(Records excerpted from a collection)
☆ ☆ ☆
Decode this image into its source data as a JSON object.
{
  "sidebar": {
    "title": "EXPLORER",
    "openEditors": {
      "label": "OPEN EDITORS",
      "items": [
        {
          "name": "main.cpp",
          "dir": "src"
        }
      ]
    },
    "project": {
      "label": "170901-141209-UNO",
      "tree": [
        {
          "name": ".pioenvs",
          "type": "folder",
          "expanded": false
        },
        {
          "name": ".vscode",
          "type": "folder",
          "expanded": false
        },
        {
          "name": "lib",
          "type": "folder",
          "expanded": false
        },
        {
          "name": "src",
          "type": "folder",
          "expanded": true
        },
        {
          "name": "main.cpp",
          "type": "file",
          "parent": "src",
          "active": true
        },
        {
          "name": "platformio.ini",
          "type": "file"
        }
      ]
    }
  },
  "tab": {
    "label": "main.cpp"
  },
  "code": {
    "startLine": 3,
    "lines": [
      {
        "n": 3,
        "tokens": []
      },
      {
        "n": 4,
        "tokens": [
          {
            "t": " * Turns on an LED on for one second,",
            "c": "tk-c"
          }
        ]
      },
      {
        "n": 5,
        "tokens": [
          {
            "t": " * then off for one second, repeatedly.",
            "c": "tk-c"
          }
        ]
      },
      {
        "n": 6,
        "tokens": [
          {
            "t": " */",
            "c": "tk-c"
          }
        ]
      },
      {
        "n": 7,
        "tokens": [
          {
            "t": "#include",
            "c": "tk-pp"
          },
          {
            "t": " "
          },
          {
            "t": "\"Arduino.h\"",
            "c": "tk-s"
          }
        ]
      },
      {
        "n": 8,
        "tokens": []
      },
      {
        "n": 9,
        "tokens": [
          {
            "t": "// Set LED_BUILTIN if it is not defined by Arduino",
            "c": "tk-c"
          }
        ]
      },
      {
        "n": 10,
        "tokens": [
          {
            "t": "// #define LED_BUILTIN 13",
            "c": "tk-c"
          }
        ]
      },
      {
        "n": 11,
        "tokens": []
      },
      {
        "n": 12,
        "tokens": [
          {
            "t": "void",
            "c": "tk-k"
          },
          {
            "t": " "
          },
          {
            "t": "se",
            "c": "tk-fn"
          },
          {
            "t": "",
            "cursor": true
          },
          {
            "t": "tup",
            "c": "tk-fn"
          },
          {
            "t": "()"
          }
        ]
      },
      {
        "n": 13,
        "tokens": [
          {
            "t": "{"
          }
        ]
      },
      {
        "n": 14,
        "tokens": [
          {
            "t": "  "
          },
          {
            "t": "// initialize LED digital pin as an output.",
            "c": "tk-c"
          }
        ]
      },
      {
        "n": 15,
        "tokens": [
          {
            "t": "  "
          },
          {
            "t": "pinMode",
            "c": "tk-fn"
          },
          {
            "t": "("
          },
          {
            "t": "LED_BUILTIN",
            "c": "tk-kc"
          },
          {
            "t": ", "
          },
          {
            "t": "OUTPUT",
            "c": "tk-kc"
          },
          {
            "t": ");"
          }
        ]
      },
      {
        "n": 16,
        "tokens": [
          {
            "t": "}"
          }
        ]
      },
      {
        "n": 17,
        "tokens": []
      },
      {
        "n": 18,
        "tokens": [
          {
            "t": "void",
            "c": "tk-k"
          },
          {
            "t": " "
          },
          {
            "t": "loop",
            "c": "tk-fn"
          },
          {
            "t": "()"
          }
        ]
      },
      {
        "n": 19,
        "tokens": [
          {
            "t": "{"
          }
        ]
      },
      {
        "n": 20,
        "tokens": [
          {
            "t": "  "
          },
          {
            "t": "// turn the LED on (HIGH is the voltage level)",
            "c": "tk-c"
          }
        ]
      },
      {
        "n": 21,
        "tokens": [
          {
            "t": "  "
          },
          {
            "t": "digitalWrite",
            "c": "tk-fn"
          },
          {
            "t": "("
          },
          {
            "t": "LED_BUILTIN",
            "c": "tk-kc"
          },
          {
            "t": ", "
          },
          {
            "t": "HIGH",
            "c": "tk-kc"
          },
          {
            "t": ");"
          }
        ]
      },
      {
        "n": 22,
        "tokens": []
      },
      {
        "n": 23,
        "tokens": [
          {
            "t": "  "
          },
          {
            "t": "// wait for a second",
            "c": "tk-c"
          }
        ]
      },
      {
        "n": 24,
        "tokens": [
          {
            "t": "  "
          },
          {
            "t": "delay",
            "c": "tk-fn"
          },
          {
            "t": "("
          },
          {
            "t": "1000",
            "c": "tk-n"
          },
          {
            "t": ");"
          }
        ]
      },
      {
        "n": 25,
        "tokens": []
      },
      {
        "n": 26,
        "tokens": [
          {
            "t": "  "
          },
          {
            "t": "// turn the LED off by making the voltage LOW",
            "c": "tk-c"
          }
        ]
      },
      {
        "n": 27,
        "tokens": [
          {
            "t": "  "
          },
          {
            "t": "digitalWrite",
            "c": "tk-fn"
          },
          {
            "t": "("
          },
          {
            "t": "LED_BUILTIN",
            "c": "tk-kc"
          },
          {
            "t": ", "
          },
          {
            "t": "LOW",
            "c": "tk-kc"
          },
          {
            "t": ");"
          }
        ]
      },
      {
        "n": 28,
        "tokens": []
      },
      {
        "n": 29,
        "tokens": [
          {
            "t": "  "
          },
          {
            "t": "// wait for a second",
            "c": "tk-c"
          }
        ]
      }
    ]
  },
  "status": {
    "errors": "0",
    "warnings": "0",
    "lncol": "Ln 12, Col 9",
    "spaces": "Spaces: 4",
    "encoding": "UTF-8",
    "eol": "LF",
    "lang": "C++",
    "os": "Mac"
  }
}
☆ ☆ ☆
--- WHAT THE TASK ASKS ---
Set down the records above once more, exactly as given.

--- ANSWER FOR THIS EXERCISE ---
Decode this image into its source data as a JSON object.
{
  "sidebar": {
    "title": "EXPLORER",
    "openEditors": {
      "label": "OPEN EDITORS",
      "items": [
        {
          "name": "main.cpp",
          "dir": "src"
        }
      ]
    },
    "project": {
      "label": "170901-141209-UNO",
      "tree": [
        {
          "name": ".pioenvs",
          "type": "folder",
          "expanded": false
        },
        {
          "name": ".vscode",
          "type": "folder",
          "expanded": false
        },
        {
          "name": "lib",
          "type": "folder",
          "expanded": false
        },
        {
          "name": "src",
          "type": "folder",
          "expanded": true
        },
        {
          "name": "main.cpp",
          "type": "file",
          "parent": "src",
          "active": true
        },
        {
          "name": "platformio.ini",
          "type": "file"
        }
      ]
    }
  },
  "tab": {
    "label": "main.cpp"
  },
  "code": {
    "startLine": 3,
    "lines": [
      {
        "n": 3,
        "tokens": []
      },
      {
        "n": 4,
        "tokens": [
          {
            "t": " * Turns on an LED on for one second,",
            "c": "tk-c"
          }
        ]
      },
      {
        "n": 5,
        "tokens": [
          {
            "t": " * then off for one second, repeatedly.",
            "c": "tk-c"
          }
        ]
      },
      {
        "n": 6,
        "tokens": [
          {
            "t": " */",
            "c": "tk-c"
          }
        ]
      },
      {
        "n": 7,
        "tokens": [
          {
            "t": "#include",
            "c": "tk-pp"
          },
          {
            "t": " "
          },
          {
            "t": "\"Arduino.h\"",
            "c": "tk-s"
          }
        ]
      },
      {
        "n": 8,
        "tokens": []
      },
      {
        "n": 9,
        "tokens": [
          {
            "t": "// Set LED_BUILTIN if it is not defined by Arduino",
            "c": "tk-c"
          }
        ]
      },
      {
        "n": 10,
        "tokens": [
          {
            "t": "// #define LED_BUILTIN 13",
            "c": "tk-c"
          }
        ]
      },
      {
        "n": 11,
        "tokens": []
      },
      {
        "n": 12,
        "tokens": [
          {
            "t": "void",
            "c": "tk-k"
          },
          {
            "t": " "
          },
          {
            "t": "se",
            "c": "tk-fn"
          },
          {
            "t": "",
            "cursor": true
          },
          {
            "t": "tup",
            "c": "tk-fn"
          },
          {
            "t": "()"
          }
        ]
      },
      {
        "n": 13,
        "tokens": [
          {
            "t": "{"
          }
        ]
      },
      {
        "n": 14,
        "tokens": [
          {
            "t": "  "
          },
          {
            "t": "// initialize LED digital pin as an output.",
            "c": "tk-c"
          }
        ]
      },
      {
        "n": 15,
        "tokens": [
          {
            "t": "  "
          },
          {
            "t": "pinMode",
            "c": "tk-fn"
          },
          {
            "t": "("
          },
          {
            "t": "LED_BUILTIN",
            "c": "tk-kc"
          },
          {
            "t": ", "
          },
          {
            "t": "OUTPUT",
            "c": "tk-kc"
          },
          {
            "t": ");"
          }
        ]
      },
      {
        "n": 16,
        "tokens": [
          {
            "t": "}"
          }
        ]
      },
      {
        "n": 17,
        "tokens": []
      },
      {
        "n": 18,
        "tokens": [
          {
            "t": "void",
            "c": "tk-k"
          },
          {
            "t": " "
          },
          {
            "t": "loop",
            "c": "tk-fn"
          },
          {
            "t": "()"
          }
        ]
      },
      {
        "n": 19,
        "tokens": [
          {
            "t": "{"
          }
        ]
      },
      {
        "n": 20,
        "tokens": [
          {
            "t": "  "
          },
          {
            "t": "// turn the LED on (HIGH is the voltage level)",
            "c": "tk-c"
          }
        ]
      },
      {
        "n": 21,
        "tokens": [
          {
            "t": "  "
          },
          {
            "t": "digitalWrite",
            "c": "tk-fn"
          },
          {
            "t": "("
          },
          {
            "t": "LED_BUILTIN",
            "c": "tk-kc"
          },
          {
            "t": ", "
          },
          {
            "t": "HIGH",
            "c": "tk-kc"
          },
          {
            "t": ");"
          }
        ]
      },
      {
        "n": 22,
        "tokens": []
      },
      {
        "n": 23,
        "tokens": [
          {
            "t": "  "
          },
          {
            "t": "// wait for a second",
            "c": "tk-c"
          }
        ]
      },
      {
        "n": 24,
        "tokens": [
          {
            "t": "  "
          },
          {
            "t": "delay",
            "c": "tk-fn"
          },
          {
            "t": "("
          },
          {
            "t": "1000",
            "c": "tk-n"
          },
          {
            "t": ");"
          }
        ]
      },
      {
        "n": 25,
        "tokens": []
      },
      {
        "n": 26,
        "tokens": [
          {
            "t": "  "
          },
          {
            "t": "// turn the LED off by making the voltage LOW",
            "c": "tk-c"
          }
        ]
      },
      {
        "n": 27,
        "tokens": [
          {
            "t": "  "
          },
          {
            "t": "digitalWrite",
            "c": "tk-fn"
          },
          {
            "t": "("
          },
          {
            "t": "LED_BUILTIN",
            "c": "tk-kc"
          },
          {
            "t": ", "
          },
          {
            "t": "LOW",
            "c": "tk-kc"
          },
          {
            "t": ");"
          }
        ]
      },
      {
        "n": 28,
        "tokens": []
      },
      {
        "n": 29,
        "tokens": [
          {
            "t": "  "
          },
          {
            "t": "// wait for a second",
            "c": "tk-c"
          }
        ]
      }
    ]
  },
  "status": {
    "errors": "0",
    "warnings": "0",
    "lncol": "Ln 12, Col 9",
    "spaces": "Spaces: 4",
    "encoding": "UTF-8",
    "eol": "LF",
    "lang": "C++",
    "os": "Mac"
  }
}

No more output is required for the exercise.